As AK Steel correctly points out, there are several usages of the word “such” in similar revenue statutes that could not be changed to “the” without significantly altering the meaning of the particular subsection.14 Clearly, the words “such” and “the” are not always interchangeable.
However, in the case at hand, we interpret the revised version of KRS 139.480 to maintain the meaning of its predecessor. Based on the legislative preference for the word “the” over “such,” and the seeming unlikeliness that the General Assembly intended to add a new exemption to a statute which was otherwise simply being amended to lengthen its sunset provision, we do not think it intended to significantly alter the statute. Likewise, if “the” is read to substantively change the nature of the exemptions provided, the sunset provision would not clearly apply to either exemption, making that section of the statute illogical.
Accordingly, we hold that the sunset provision in KRS 139.480(12) applies to the exemption created in that subsection for materials, supplies and repair and replacement parts purchased for use in the operation of pollution control facilities and, like the circuit court, answer the parties' first question affirmatively, thus obviating the need to address the second question. Therefore, the Franklin Circuit Court order is affirmed.
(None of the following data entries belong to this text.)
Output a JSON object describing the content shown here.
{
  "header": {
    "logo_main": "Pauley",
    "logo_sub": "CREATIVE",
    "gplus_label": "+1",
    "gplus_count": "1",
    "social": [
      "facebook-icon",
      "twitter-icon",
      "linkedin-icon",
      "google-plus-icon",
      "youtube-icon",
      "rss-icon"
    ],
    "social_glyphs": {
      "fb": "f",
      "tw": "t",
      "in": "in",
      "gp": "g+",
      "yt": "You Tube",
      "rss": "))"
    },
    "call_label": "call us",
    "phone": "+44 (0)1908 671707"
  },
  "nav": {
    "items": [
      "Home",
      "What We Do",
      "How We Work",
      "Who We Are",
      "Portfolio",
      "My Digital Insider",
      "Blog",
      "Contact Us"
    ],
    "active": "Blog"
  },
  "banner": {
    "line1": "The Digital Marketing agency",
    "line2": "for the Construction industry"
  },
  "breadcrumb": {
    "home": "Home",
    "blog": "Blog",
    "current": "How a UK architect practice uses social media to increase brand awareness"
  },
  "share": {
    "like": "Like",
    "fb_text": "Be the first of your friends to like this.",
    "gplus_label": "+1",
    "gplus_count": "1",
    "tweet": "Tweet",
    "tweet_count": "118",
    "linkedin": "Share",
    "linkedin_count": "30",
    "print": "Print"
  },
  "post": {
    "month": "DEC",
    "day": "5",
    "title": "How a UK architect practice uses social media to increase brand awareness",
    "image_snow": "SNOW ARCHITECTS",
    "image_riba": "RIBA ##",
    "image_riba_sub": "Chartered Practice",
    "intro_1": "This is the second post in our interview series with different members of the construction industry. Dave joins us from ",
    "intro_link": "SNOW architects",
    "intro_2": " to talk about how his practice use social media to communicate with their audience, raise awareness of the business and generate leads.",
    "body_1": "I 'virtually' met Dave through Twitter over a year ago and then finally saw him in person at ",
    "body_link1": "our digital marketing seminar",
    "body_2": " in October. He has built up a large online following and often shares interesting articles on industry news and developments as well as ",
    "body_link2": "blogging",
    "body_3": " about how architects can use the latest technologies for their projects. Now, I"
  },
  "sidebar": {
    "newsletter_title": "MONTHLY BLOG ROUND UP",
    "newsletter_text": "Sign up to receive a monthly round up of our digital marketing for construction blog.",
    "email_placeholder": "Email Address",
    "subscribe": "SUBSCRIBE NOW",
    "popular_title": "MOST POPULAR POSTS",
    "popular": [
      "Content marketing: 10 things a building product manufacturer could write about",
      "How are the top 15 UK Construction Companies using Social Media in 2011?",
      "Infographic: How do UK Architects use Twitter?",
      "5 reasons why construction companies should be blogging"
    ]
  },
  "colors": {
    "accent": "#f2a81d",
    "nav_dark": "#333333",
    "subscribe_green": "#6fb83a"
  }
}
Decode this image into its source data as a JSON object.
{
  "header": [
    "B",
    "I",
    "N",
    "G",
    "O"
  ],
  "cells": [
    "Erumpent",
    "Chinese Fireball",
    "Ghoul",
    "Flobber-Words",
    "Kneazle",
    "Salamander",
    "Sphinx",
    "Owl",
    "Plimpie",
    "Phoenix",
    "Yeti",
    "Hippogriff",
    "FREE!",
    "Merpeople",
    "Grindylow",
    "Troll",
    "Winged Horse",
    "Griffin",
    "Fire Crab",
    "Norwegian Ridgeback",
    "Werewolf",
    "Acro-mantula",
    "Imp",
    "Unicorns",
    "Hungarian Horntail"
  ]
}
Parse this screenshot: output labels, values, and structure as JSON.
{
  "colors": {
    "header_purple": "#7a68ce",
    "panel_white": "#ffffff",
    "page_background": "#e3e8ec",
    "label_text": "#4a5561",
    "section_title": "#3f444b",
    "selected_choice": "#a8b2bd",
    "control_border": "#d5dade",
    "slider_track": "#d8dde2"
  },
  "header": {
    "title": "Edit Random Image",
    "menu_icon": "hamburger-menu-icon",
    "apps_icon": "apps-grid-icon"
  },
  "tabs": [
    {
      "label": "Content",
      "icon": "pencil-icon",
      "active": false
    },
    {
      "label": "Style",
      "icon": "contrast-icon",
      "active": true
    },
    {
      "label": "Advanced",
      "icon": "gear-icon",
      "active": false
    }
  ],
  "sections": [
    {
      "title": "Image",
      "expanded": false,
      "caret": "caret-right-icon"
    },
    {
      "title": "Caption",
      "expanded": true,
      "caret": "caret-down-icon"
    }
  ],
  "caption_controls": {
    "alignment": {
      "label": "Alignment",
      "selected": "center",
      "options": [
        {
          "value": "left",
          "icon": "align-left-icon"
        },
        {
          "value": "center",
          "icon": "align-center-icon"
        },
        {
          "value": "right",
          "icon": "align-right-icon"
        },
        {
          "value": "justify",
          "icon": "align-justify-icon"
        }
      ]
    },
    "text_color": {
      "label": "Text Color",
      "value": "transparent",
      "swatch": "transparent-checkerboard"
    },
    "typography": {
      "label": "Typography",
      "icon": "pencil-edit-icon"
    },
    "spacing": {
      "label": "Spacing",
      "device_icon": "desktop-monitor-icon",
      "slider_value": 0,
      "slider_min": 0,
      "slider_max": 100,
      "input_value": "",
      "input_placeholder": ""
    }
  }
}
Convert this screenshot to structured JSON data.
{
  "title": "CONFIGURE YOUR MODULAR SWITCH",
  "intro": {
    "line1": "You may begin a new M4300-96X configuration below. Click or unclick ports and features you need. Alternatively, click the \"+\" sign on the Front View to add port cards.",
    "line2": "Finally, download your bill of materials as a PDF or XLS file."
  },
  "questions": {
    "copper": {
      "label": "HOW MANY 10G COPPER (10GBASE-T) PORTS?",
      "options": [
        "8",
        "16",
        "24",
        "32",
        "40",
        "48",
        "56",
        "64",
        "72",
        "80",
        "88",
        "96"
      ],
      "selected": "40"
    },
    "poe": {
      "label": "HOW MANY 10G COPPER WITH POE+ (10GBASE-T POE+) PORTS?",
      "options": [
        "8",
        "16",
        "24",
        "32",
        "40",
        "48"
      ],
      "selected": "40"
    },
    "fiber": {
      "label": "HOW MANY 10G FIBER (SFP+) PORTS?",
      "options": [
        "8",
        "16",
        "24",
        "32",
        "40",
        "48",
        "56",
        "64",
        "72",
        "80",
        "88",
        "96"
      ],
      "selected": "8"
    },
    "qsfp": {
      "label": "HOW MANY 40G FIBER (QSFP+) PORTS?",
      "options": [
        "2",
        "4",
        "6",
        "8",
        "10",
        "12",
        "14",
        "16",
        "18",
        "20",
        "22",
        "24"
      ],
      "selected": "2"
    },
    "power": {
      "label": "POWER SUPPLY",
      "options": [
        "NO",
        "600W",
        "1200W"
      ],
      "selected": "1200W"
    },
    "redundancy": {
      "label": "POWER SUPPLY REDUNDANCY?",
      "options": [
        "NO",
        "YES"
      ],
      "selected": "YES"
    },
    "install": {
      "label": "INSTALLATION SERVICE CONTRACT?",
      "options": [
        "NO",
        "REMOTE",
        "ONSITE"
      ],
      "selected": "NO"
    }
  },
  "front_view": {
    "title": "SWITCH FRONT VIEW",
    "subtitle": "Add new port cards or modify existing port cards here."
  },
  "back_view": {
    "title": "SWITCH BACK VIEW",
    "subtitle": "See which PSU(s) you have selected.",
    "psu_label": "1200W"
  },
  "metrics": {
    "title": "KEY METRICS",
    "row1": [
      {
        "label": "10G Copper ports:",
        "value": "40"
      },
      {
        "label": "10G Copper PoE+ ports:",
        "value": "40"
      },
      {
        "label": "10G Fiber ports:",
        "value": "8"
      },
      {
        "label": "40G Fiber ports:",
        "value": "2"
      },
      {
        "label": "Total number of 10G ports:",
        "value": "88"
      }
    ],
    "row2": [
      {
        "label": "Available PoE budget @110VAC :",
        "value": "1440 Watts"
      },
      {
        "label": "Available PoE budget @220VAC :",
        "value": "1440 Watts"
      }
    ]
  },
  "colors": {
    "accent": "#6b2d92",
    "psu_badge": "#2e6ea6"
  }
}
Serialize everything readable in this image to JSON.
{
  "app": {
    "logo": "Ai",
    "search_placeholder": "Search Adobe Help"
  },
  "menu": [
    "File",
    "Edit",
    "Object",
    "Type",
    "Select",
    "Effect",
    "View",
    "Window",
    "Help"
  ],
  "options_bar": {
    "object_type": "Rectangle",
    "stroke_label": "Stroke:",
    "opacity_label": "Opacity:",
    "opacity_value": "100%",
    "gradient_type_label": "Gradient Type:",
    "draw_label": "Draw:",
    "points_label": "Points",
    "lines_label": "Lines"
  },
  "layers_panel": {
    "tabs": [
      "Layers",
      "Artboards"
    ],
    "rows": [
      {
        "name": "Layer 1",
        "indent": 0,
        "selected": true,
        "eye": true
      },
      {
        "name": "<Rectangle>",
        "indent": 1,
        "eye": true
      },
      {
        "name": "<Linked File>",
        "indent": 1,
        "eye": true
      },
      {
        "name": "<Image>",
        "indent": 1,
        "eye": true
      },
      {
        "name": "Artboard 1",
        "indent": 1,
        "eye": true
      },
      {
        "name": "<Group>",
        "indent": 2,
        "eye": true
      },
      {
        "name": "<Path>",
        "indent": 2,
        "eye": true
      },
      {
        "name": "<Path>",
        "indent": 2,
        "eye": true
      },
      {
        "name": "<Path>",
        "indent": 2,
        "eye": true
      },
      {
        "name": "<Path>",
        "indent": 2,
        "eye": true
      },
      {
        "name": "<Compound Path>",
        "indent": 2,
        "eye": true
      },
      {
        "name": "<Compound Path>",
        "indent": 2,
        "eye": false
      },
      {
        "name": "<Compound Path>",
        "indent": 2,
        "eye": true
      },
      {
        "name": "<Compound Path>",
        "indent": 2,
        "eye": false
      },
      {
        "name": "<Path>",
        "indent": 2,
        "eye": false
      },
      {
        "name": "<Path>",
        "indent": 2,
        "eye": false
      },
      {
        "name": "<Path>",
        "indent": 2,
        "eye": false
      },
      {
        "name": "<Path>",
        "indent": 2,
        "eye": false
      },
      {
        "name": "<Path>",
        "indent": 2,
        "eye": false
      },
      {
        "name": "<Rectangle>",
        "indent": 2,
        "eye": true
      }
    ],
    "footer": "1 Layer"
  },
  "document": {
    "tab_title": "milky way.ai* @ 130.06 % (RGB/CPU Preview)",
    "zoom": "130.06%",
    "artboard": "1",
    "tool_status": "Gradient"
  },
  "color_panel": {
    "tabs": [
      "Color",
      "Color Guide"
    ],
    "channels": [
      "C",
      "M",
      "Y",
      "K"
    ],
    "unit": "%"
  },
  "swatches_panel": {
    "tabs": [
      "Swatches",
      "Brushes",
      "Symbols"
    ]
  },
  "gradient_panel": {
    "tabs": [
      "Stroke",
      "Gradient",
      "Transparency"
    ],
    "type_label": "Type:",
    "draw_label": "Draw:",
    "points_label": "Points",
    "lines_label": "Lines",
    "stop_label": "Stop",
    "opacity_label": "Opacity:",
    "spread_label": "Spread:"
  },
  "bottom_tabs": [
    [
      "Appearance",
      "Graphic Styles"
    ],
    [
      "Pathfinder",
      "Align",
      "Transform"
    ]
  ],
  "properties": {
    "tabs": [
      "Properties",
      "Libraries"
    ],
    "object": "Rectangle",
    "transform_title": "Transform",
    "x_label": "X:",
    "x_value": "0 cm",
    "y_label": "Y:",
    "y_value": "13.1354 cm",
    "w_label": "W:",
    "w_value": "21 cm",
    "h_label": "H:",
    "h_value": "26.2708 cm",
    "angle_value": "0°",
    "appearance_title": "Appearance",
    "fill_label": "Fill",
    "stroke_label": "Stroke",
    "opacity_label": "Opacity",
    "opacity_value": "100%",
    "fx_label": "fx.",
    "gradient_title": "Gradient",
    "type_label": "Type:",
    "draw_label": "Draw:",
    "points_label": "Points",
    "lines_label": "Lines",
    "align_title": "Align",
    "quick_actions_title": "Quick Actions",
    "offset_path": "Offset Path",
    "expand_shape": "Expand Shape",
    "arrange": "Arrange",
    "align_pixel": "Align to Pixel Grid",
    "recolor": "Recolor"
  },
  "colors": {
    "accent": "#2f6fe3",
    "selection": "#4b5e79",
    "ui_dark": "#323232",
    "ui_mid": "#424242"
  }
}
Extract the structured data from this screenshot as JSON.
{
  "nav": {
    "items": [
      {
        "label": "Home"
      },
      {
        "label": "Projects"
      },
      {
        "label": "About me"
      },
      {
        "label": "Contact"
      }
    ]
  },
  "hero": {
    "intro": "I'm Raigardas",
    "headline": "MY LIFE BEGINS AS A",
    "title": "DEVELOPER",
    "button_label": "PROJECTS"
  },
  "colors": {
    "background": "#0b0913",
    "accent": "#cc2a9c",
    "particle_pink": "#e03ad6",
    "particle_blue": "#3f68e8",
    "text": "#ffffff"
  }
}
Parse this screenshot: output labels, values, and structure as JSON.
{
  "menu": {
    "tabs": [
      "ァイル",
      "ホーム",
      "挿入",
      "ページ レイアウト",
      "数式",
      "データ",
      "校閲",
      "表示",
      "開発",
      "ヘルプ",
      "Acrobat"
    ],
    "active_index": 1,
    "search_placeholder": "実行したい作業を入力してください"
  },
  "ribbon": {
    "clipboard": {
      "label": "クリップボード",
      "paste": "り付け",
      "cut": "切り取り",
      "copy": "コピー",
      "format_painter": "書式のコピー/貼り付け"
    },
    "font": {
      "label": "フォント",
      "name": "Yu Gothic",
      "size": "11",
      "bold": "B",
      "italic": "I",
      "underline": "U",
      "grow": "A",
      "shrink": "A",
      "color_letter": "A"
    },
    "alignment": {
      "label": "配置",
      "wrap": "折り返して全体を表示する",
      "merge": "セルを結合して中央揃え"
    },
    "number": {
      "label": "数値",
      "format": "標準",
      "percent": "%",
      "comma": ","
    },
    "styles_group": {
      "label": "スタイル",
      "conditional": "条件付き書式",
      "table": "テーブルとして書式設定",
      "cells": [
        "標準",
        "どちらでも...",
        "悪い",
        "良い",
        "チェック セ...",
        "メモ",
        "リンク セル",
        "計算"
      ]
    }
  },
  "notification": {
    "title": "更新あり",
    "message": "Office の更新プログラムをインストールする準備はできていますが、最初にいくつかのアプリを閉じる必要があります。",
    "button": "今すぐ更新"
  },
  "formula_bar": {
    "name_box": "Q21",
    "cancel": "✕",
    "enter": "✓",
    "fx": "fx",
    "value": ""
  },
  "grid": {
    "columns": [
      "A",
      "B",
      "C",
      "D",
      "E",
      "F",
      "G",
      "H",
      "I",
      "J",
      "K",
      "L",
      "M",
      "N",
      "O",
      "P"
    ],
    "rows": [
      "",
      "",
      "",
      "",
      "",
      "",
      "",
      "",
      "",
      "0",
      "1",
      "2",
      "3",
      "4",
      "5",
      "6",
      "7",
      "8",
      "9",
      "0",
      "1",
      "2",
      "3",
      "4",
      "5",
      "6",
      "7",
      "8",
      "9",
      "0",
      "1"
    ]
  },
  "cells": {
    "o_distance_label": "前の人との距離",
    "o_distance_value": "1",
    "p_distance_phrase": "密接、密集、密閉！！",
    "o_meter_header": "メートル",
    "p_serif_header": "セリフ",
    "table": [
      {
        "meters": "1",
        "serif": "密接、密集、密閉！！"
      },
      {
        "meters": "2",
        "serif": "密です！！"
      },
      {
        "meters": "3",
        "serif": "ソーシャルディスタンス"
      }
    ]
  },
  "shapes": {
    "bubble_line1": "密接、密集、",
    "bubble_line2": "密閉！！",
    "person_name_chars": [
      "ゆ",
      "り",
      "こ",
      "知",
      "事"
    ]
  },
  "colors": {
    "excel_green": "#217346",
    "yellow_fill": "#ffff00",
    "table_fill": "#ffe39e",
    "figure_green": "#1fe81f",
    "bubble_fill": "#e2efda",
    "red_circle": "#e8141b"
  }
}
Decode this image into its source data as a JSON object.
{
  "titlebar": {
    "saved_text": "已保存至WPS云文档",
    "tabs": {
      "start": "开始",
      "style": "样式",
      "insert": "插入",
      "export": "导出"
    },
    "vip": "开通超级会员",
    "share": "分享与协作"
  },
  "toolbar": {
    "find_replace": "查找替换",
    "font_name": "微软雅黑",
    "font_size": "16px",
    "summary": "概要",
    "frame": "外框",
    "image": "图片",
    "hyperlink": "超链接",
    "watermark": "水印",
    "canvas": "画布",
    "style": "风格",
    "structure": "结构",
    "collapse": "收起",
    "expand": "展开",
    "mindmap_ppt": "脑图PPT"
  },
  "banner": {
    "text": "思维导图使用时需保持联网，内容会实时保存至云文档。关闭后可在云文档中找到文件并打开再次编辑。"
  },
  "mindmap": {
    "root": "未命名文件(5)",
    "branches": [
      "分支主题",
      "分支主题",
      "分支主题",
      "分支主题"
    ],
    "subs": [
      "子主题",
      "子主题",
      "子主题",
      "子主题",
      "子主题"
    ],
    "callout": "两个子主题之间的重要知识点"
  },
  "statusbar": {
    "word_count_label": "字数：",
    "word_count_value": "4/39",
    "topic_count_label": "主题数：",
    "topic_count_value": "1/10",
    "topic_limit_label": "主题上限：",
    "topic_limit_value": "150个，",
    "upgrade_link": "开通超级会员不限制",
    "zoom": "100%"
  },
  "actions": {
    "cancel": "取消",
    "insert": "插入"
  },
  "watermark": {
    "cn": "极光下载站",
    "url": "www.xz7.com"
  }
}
1. Ky.Rev.Stat. (KRS) provides that:Parties to a question which might be the subject of a civil action may, without action, state the question and the facts upon which it depends, and present a submission thereof to any court which would have jurisdiction if an action had been brought. But it must appear by affidavit that the controversy is real, and the proceedings in good faith, to determine the rights of the parties. The court shall, thereupon, hear and determine the case, and render judgment as if an action were pending.
2. KRS 446.080.
3. Commonwealth v. Allen, Ky., 980 S.W.2d 278, 280 (1998).
4. Id. (citation omitted). See also Gurnee v. Lexington-Fayette Urban County Government, Ky.App., 6 S.W.3d 852, 856 (1999).
5. See Wesley v. Board of Education of Nicholas County, Ky., 403 S.W.2d 28, 29 (1966).
6. The relevant definition is currently codified at KRS 224.01-300.
7. This is not the first time a judicial body has been presented with the surprisingly difficult task of discerning the meaning of a monosyllabic word of repeated, everyday usage. Indeed, one cannot help but recall the Zen-like musings of the former President of the United States, William Jefferson Clinton, who presented a grand jury with the imponderable: “It depends on what the meaning of the word ‘is' is. If the-if he-if ‘is' means is and never has been, that is not-that is one thing. If it means there is none, that was a completely true statement.” See Bartlett's Familiar Quotations (17th ed.2002).
8. Mirriam-Webster, Inc., 1993.
9. Bloomsbury Publishing Plc, 1999.
10. Second Edition, 1994.
12. See generally, Wesley v. Nicholas County Bd. of Educ., supra, n. 5.
13. Bill Drafting Manual, Informational Bulletin No. 117, Legislative Research Commission (1997).
14. See, e. g., KRS 132.060(1) and KRS 136.535(2).